Two-Click Penalty: What You Need to Know

Contributor, April 1, 2020

Two-Click Penalty: What You Need to Know

Photo Credit – Hal Gatewood

We frequently hear from publishers interested in learning how to build a policy-compliant website to reduce the worry of receiving a Two-Click penalty and, conversely, from publishers seeking to course-correct after receiving one.

As a Google Certified Publishing Partner (GCPP), we work with publishers worldwide to assist them in monetizing their traffic through a multitude of valuable and useful means.

Whether it is through display, video, or native monetization, or setting up Google Ad Manager 360 for their ad serving and management, it is safe to assume that we have seen and done it all for publishers.

In clear terms, two-click penalties can be financially devastating for growing publishers and have the power to completely negate and reverse all positive progress a publisher has and seeks to make from their traffic.

As a result, we thought that this would be a good time to share our time and knowledge of “Two-Click” penalties so publishers can be more aware of what it is and which steps to take to avoid it from occurring and affecting your financial bottom-line.


Today, we will address the following about two-click penalties:

      • What is the “Two-Click” Penalty?
      • What happens after a two-click penalty is sent to a website?
      • What are the effects of a two-click penalty?
      • What are the best practices that we recommend for avoiding a two-click penalty?


    What is “Two-Click” Penalty?

    In specific, non-compliant scenarios, a two-click penalty is when a user is required to click an ad twice, rather than once, before being taken to the advertiser’s destination URL.

    Usually, in a standard scenario for users, the user clicks on an ad on a website and is then taken directly to the ad’s landing page.

    Two-click penalties most often occur in a mobile scenario, rather than on desktop. Within the scope of the two-click penalty, publishers are not allowed to encourage accidental clicks. Specifically, this pertains to placing links, play buttons, download buttons, navigation buttons (e.g., “Previous” or “Next”), game windows, video players, drop-down menus, or applications near ads.

    When a users’ click is not registered, and therefore the user is not arriving at the destination URL, revenue will not be earned by the publisher for that ad.

    What happens after a website receives a two-click penalty?

    After a website receives a two-click penalty, a button with the text “Visit Site” will appear over ads served on the website whenever a user clicks on it.

    After that, the user will have to explicitly click the “Visit Site” button to reach the ad’s landing page.

    This “Visit Site” button is Google’s mechanism for verifying and requiring intent called a “confirmed click,” to signify whether the user sought to click the ad or conversely, whether it was an accidental click and not intended.  

    What are the effects of a two-click penalty?

    Google is on record saying that the addition of the “confirmed click” button isn’t a punitive measure against the publisher. Instead, it functions as a means to ensure the validity of the user’s intent in a problematic environment.

    The reason for the “confirmed click” process is to eliminate accidental clicks to ensure that advertisers do not have to pay for unintentional clicks.

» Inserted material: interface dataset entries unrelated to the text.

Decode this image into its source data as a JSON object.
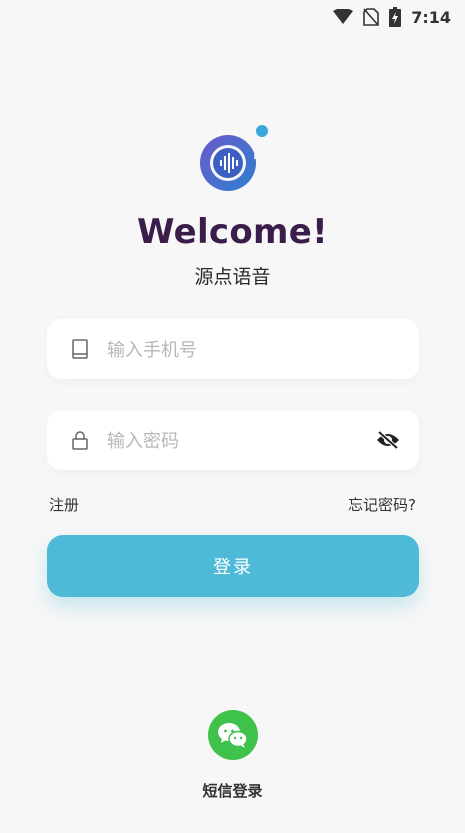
{
  "status_bar": {
    "time": "7:14",
    "icons": [
      "wifi-icon",
      "no-sim-icon",
      "battery-charging-icon"
    ]
  },
  "logo": {
    "icon": "audio-wave-logo-icon"
  },
  "header": {
    "welcome": "Welcome!",
    "app_name": "源点语音"
  },
  "form": {
    "phone": {
      "placeholder": "输入手机号",
      "icon": "phone-icon"
    },
    "password": {
      "placeholder": "输入密码",
      "icon": "lock-icon",
      "toggle_icon": "eye-off-icon"
    },
    "register_label": "注册",
    "forgot_label": "忘记密码?",
    "login_label": "登录"
  },
  "alt_login": {
    "icon": "wechat-icon",
    "label": "短信登录"
  },
  "colors": {
    "accent": "#4fbad8",
    "title": "#3a1d4a",
    "wechat": "#3ec24b",
    "logo_ring": "#4a5dc0"
  }
}
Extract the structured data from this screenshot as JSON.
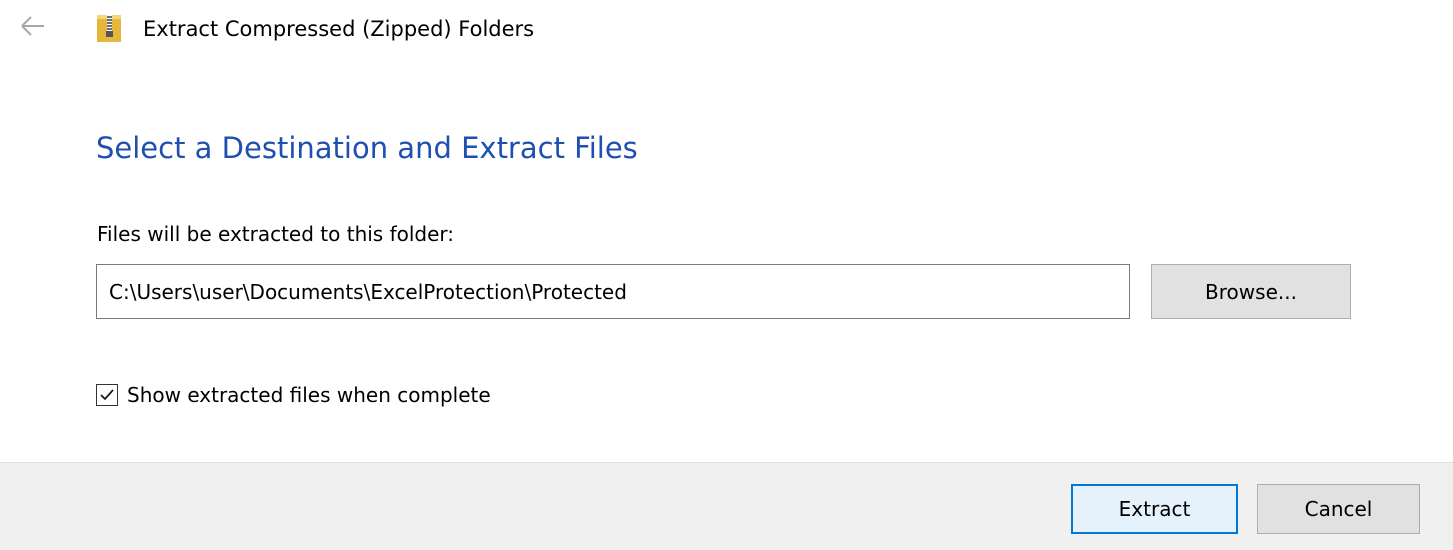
{
  "window": {
    "title": "Extract Compressed (Zipped) Folders",
    "icons": {
      "back": "left-arrow-icon",
      "app": "zipped-folder-icon"
    }
  },
  "main": {
    "heading": "Select a Destination and Extract Files",
    "destination_label": "Files will be extracted to this folder:",
    "destination_path": "C:\\Users\\user\\Documents\\ExcelProtection\\Protected",
    "browse_label": "Browse...",
    "show_files": {
      "label": "Show extracted files when complete",
      "checked": true
    }
  },
  "footer": {
    "extract_label": "Extract",
    "cancel_label": "Cancel"
  },
  "colors": {
    "heading": "#1f4fb0",
    "footer_bg": "#f0f0f0",
    "button_bg": "#e1e1e1",
    "default_button_border": "#0078d7",
    "default_button_bg": "#e5f1fb"
  }
}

    We would be remiss if we didn’t say that the presence of an additional layer does cause a decline in the Ad Units click-through-rate (CTR), which results in reduced revenue for the publisher.

    Requiring two clicks to verify intentional clicks often triggers a drop in an ad’s click-through rate (CTR), which, as a result, causes effective CPMs (eCPMs) to plummet for a publisher.

    Furthermore, the existence of confirmed clicks for the user has the power to decrease motivation to click on ads in general, which has a far greater consequence on the industry in general.

    Decreased motivation to go to the intended advertiser URL is harmful and lowers confidence in online advertising.

    What do we recommend as best practices for avoiding a two-click penalty?

    If you use AdSense or Google Ad Manager, it is essential to be aware and knowledgeable of how to maintain a policy-compliant website to continue to receive the revenue you work hard to earn. We believe that this is where we can come in and can help you to steer the ship in the right direction.

    Your website should always strive to be an efficient money-making machine and continually be growing and evolving to changes in the industry that occur.

    Regardless of the size of your website or your current CPM rate, we will assist you in navigating an effective monetization strategy that remains both compliant and profitable.

    We’re experts at policy compliance, and we will take you behind the scenes to demystify the website policy compliance process and show you to comply and thrive.

    When we start working with a publisher, their site(s) goes through a review with our Trust & Safety team. This process of reviewing your website will scan your ad units for policy compliance, identify potential policy issues, and offer clear solutions for how to resolve them.

    Our Publisher team then will work on how to reach your full monetization potential.

    Our experienced and professional monetization team is looking forward to partnering with you and getting to work on your site, get in touch.